## Action item
Repeat the listing in full. Nothing may be added or left out.

## Input data

* * *

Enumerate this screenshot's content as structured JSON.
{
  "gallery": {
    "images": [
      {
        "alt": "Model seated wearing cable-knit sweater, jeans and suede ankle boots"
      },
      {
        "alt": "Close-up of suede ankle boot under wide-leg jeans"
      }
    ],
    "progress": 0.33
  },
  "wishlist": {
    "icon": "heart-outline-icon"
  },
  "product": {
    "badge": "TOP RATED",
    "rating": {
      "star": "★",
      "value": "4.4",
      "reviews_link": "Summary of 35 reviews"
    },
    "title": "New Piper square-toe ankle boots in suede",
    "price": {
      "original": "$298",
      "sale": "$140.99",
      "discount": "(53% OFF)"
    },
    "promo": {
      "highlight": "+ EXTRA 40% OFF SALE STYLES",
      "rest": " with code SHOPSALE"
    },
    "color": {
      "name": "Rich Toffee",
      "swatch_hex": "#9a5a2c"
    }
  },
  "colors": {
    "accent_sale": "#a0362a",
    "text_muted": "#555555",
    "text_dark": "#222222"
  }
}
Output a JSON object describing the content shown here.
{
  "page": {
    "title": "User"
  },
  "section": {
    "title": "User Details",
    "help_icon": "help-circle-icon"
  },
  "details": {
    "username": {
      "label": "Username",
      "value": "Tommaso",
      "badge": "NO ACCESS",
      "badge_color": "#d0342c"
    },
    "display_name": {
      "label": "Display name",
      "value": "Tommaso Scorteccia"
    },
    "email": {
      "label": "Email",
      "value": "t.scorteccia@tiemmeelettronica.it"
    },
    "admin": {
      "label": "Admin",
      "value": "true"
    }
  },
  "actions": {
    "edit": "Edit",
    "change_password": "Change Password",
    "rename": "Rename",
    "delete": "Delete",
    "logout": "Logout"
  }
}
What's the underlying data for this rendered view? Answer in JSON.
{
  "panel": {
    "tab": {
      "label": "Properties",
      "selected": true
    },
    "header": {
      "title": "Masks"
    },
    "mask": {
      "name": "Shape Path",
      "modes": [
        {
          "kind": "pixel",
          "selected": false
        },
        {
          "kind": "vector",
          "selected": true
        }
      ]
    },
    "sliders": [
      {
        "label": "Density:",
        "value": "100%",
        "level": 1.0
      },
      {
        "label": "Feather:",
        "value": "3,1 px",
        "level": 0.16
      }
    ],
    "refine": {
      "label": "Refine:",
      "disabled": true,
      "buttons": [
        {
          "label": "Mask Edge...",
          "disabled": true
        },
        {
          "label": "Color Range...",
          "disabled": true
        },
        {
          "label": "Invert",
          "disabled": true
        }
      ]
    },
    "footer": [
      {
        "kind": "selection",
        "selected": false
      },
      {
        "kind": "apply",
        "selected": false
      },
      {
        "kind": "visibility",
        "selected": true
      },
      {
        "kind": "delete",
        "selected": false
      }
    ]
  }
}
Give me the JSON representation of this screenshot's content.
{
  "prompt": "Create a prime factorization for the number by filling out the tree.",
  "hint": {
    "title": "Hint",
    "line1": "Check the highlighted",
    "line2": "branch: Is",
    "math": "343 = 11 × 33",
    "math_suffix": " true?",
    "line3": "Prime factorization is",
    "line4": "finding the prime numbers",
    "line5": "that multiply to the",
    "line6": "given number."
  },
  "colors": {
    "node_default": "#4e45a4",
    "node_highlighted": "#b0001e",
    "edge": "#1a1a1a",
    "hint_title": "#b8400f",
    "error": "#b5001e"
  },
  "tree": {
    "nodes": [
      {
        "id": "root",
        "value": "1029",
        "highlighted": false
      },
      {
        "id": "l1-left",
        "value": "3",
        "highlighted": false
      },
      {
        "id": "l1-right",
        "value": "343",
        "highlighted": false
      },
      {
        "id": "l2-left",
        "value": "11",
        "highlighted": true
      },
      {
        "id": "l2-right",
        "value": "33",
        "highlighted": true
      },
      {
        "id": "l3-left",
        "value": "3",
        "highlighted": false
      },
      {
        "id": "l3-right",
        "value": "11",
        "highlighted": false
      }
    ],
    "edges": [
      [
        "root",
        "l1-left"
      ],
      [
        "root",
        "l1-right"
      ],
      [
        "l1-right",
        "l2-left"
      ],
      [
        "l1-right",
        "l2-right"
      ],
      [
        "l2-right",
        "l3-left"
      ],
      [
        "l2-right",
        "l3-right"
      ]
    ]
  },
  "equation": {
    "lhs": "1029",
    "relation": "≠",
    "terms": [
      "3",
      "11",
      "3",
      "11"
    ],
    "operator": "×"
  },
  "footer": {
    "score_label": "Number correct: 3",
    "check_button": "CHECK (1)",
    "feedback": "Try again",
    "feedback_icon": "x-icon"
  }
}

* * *

## Reply to the exercise
Enumerate this screenshot's content as structured JSON.
{
  "gallery": {
    "images": [
      {
        "alt": "Model seated wearing cable-knit sweater, jeans and suede ankle boots"
      },
      {
        "alt": "Close-up of suede ankle boot under wide-leg jeans"
      }
    ],
    "progress": 0.33
  },
  "wishlist": {
    "icon": "heart-outline-icon"
  },
  "product": {
    "badge": "TOP RATED",
    "rating": {
      "star": "★",
      "value": "4.4",
      "reviews_link": "Summary of 35 reviews"
    },
    "title": "New Piper square-toe ankle boots in suede",
    "price": {
      "original": "$298",
      "sale": "$140.99",
      "discount": "(53% OFF)"
    },
    "promo": {
      "highlight": "+ EXTRA 40% OFF SALE STYLES",
      "rest": " with code SHOPSALE"
    },
    "color": {
      "name": "Rich Toffee",
      "swatch_hex": "#9a5a2c"
    }
  },
  "colors": {
    "accent_sale": "#a0362a",
    "text_muted": "#555555",
    "text_dark": "#222222"
  }
}
Output a JSON object describing the content shown here.
{
  "page": {
    "title": "User"
  },
  "section": {
    "title": "User Details",
    "help_icon": "help-circle-icon"
  },
  "details": {
    "username": {
      "label": "Username",
      "value": "Tommaso",
      "badge": "NO ACCESS",
      "badge_color": "#d0342c"
    },
    "display_name": {
      "label": "Display name",
      "value": "Tommaso Scorteccia"
    },
    "email": {
      "label": "Email",
      "value": "t.scorteccia@tiemmeelettronica.it"
    },
    "admin": {
      "label": "Admin",
      "value": "true"
    }
  },
  "actions": {
    "edit": "Edit",
    "change_password": "Change Password",
    "rename": "Rename",
    "delete": "Delete",
    "logout": "Logout"
  }
}
What's the underlying data for this rendered view? Answer in JSON.
{
  "panel": {
    "tab": {
      "label": "Properties",
      "selected": true
    },
    "header": {
      "title": "Masks"
    },
    "mask": {
      "name": "Shape Path",
      "modes": [
        {
          "kind": "pixel",
          "selected": false
        },
        {
          "kind": "vector",
          "selected": true
        }
      ]
    },
    "sliders": [
      {
        "label": "Density:",
        "value": "100%",
        "level": 1.0
      },
      {
        "label": "Feather:",
        "value": "3,1 px",
        "level": 0.16
      }
    ],
    "refine": {
      "label": "Refine:",
      "disabled": true,
      "buttons": [
        {
          "label": "Mask Edge...",
          "disabled": true
        },
        {
          "label": "Color Range...",
          "disabled": true
        },
        {
          "label": "Invert",
          "disabled": true
        }
      ]
    },
    "footer": [
      {
        "kind": "selection",
        "selected": false
      },
      {
        "kind": "apply",
        "selected": false
      },
      {
        "kind": "visibility",
        "selected": true
      },
      {
        "kind": "delete",
        "selected": false
      }
    ]
  }
}
Give me the JSON representation of this screenshot's content.
{
  "prompt": "Create a prime factorization for the number by filling out the tree.",
  "hint": {
    "title": "Hint",
    "line1": "Check the highlighted",
    "line2": "branch: Is",
    "math": "343 = 11 × 33",
    "math_suffix": " true?",
    "line3": "Prime factorization is",
    "line4": "finding the prime numbers",
    "line5": "that multiply to the",
    "line6": "given number."
  },
  "colors": {
    "node_default": "#4e45a4",
    "node_highlighted": "#b0001e",
    "edge": "#1a1a1a",
    "hint_title": "#b8400f",
    "error": "#b5001e"
  },
  "tree": {
    "nodes": [
      {
        "id": "root",
        "value": "1029",
        "highlighted": false
      },
      {
        "id": "l1-left",
        "value": "3",
        "highlighted": false
      },
      {
        "id": "l1-right",
        "value": "343",
        "highlighted": false
      },
      {
        "id": "l2-left",
        "value": "11",
        "highlighted": true
      },
      {
        "id": "l2-right",
        "value": "33",
        "highlighted": true
      },
      {
        "id": "l3-left",
        "value": "3",
        "highlighted": false
      },
      {
        "id": "l3-right",
        "value": "11",
        "highlighted": false
      }
    ],
    "edges": [
      [
        "root",
        "l1-left"
      ],
      [
        "root",
        "l1-right"
      ],
      [
        "l1-right",
        "l2-left"
      ],
      [
        "l1-right",
        "l2-right"
      ],
      [
        "l2-right",
        "l3-left"
      ],
      [
        "l2-right",
        "l3-right"
      ]
    ]
  },
  "equation": {
    "lhs": "1029",
    "relation": "≠",
    "terms": [
      "3",
      "11",
      "3",
      "11"
    ],
    "operator": "×"
  },
  "footer": {
    "score_label": "Number correct: 3",
    "check_button": "CHECK (1)",
    "feedback": "Try again",
    "feedback_icon": "x-icon"
  }
}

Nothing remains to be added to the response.